I’ve recently written about Winter proofing your house and touched upon making sure your house is insulated properly. Good insulation is essential. Even the attic needs to be properly insulated. If it isn’t, cold air can get into the attic and that will compete with the warm air that naturally rises. Proper insulation also means having adequate seals around all windows and doors. If you have an unheated garage that is attached to the house, make sure that is also well insulated. Otherwise, that poorly insulated wall that is up against the house may bring in a lot of cold air.
An uninsulated home loses around:
- 25% of its heat through the roof
- 33% through the walls
- 15% through the floors
- 15% through draughts
- 20% through the windows.
However, you may be like me and not know which type of insulation is best for your home or the cost of loft installation or inner wall insulation.
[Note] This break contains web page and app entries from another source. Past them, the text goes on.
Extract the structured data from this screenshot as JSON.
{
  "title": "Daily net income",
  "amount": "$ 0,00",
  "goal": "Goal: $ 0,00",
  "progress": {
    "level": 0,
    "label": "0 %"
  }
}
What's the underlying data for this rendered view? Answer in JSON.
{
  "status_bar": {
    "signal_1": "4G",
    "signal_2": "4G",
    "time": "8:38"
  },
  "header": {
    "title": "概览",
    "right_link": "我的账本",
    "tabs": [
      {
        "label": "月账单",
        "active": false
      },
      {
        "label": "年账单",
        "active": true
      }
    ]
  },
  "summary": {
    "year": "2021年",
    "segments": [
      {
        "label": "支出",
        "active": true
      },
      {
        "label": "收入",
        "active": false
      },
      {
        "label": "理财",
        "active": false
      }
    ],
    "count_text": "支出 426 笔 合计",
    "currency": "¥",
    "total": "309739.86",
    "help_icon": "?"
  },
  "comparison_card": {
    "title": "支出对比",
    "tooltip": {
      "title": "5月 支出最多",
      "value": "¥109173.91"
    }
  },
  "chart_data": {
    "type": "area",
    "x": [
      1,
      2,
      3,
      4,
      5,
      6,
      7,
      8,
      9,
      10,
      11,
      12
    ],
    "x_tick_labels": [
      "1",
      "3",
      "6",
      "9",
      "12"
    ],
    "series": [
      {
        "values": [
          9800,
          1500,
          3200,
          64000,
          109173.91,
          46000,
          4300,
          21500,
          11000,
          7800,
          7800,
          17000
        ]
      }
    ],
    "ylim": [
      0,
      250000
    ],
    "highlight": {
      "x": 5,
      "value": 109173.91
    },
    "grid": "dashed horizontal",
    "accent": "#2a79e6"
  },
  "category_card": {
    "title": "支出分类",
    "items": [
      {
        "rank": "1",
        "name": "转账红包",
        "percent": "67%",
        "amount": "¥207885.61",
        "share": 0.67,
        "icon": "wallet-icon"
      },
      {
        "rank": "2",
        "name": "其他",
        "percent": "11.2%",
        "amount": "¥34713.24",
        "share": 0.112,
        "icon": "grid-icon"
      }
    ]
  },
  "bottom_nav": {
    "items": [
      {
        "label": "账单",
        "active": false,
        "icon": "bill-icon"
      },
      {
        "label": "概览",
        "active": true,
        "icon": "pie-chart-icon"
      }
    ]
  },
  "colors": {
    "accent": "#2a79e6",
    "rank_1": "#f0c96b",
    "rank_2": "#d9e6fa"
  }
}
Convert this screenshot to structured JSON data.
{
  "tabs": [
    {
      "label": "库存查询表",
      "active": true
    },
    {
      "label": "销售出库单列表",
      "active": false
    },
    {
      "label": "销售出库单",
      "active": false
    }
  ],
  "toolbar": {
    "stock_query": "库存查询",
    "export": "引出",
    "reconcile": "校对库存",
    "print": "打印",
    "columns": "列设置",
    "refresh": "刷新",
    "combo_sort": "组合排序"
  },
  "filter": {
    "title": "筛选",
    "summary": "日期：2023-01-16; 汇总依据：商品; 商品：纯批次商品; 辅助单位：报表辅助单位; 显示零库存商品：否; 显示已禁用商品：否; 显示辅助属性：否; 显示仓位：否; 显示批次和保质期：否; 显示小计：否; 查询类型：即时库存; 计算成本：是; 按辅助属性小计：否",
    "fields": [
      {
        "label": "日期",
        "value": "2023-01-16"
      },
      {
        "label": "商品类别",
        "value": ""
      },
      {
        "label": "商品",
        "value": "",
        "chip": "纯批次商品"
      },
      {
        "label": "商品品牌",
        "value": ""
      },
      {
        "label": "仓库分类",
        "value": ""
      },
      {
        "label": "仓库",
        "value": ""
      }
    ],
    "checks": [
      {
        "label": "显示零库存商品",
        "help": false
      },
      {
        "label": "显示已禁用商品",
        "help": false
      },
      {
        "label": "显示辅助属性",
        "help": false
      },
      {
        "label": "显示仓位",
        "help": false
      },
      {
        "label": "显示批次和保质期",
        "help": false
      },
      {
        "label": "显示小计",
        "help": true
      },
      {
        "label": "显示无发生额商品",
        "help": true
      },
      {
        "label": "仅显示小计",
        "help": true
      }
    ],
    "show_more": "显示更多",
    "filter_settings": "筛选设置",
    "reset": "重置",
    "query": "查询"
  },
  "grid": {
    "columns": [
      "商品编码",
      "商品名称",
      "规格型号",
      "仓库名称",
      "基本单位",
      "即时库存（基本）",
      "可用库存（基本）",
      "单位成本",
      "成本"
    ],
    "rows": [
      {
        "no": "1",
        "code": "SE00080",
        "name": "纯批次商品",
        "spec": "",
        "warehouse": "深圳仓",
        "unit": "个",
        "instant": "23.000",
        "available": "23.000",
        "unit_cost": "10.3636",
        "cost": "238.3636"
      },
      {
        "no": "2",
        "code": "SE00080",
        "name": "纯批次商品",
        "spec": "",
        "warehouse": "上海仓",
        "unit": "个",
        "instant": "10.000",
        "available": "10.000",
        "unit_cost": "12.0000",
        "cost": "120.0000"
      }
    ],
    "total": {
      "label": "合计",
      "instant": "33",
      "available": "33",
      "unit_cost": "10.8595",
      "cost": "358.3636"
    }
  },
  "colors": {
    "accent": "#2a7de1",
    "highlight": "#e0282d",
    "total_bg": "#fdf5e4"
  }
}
We are currently in the process of buying a house and know that the insulating needs to be one of our first jobs to do so I have been doing a little research.
Blanket insulation is available in rolls of foil-backed felt, rock, glass or mineral fibre. This is used a lot for loft insulation but is also great for insulating accessible spaces such as exposed wall cavities.
Loose fill insulation
This is made from a variety of granular or lightweight materials such as cork granules, mineral wool or cellulose fibre. Greener types of loose-fill insulation include recycled newspaper.
Sheet insulation is designed for insulating the sloping sides of the roof and comes in the form of firm boards. Some sheet insulation boards are available with a fire-resistant, moisture-resistant or decorative covering. Greener sheet loft insulation options include cork, straw and wood board.
Sprayed in foam insulation
Sprayed in foam insulation needs to be done by a professional. Sprayed in foam is installed using a foaming agent and will expand and become solid as the mixture cures. Slow curing foams are available which will flow around any obstructions inside the wall cavity before hardening.
Blown in insulation
This involves mineral fibres being blown into a void in the space that needs insulating. It is quick to install and can be effective for spaces with limited access, such as gaps between roof joists or cavity walls. The most common materials that are used include cellulose, fibre glass and mineral rock wool. Greener insulation options include recycled paper or wool.
Blue Jean insulation
This is one of the newer ways to insulate and comes from people looking for more eco friendly ways to insulate. It is literally using old jeans as insulation. Denim is made from cotton which is a natural material which provides very good thermal efficiency once it’s been deconstructed and remanufactured. The jeans are shredded by industrial equipment and finally deconstructed until they are returned to their base material cotton fibres.